Given the records below, pull every line with the word "三井住友銀行" into the answer.

======== DATA FOR THIS EXERCISE

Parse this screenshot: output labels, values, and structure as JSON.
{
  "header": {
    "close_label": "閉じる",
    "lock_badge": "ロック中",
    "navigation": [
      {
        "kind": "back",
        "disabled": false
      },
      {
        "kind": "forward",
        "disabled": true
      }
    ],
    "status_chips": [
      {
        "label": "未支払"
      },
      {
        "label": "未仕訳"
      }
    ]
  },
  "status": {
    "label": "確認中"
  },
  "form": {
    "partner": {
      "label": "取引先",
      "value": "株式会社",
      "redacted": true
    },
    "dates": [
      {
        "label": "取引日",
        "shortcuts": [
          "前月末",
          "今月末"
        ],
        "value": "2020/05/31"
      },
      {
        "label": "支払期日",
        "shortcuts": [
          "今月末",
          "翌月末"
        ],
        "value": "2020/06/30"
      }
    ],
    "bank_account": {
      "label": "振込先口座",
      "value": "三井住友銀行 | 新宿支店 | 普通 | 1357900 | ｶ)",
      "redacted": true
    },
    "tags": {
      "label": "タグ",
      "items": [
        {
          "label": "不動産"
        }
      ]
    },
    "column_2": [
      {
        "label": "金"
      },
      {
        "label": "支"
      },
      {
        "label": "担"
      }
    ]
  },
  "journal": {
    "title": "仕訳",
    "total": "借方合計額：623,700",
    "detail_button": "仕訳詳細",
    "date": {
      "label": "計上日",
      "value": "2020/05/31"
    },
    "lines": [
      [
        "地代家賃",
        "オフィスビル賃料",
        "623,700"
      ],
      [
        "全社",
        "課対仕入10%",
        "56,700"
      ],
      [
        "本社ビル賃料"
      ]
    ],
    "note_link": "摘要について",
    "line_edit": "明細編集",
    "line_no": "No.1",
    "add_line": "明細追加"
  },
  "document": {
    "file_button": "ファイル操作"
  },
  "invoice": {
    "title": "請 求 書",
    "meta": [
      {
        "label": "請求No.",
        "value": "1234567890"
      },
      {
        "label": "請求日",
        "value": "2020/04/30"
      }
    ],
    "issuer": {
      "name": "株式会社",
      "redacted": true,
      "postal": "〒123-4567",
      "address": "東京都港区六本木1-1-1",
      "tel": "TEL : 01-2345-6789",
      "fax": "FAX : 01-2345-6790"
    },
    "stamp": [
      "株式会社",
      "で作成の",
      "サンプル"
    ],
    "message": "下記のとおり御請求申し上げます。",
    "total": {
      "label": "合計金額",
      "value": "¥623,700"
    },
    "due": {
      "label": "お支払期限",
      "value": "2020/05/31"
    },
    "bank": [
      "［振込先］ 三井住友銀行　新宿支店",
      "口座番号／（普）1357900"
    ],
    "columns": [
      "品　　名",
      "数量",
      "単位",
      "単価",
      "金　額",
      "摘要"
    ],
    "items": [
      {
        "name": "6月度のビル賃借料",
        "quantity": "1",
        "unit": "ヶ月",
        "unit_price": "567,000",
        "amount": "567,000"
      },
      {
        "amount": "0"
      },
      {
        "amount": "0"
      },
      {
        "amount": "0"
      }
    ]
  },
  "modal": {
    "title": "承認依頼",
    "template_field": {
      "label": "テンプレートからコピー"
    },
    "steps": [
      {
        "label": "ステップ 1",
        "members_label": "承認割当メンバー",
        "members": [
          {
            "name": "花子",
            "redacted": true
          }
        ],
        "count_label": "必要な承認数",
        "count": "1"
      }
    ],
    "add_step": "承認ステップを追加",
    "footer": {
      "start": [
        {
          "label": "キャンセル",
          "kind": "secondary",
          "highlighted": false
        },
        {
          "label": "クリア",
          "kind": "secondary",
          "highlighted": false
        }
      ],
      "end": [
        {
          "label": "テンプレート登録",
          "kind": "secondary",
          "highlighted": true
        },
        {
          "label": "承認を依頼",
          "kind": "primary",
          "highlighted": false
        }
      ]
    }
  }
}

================

*RESPONSE TO THE TASK*
      "value": "三井住友銀行 | 新宿支店 | 普通 | 1357900 | ｶ)",
      "［振込先］ 三井住友銀行　新宿支店",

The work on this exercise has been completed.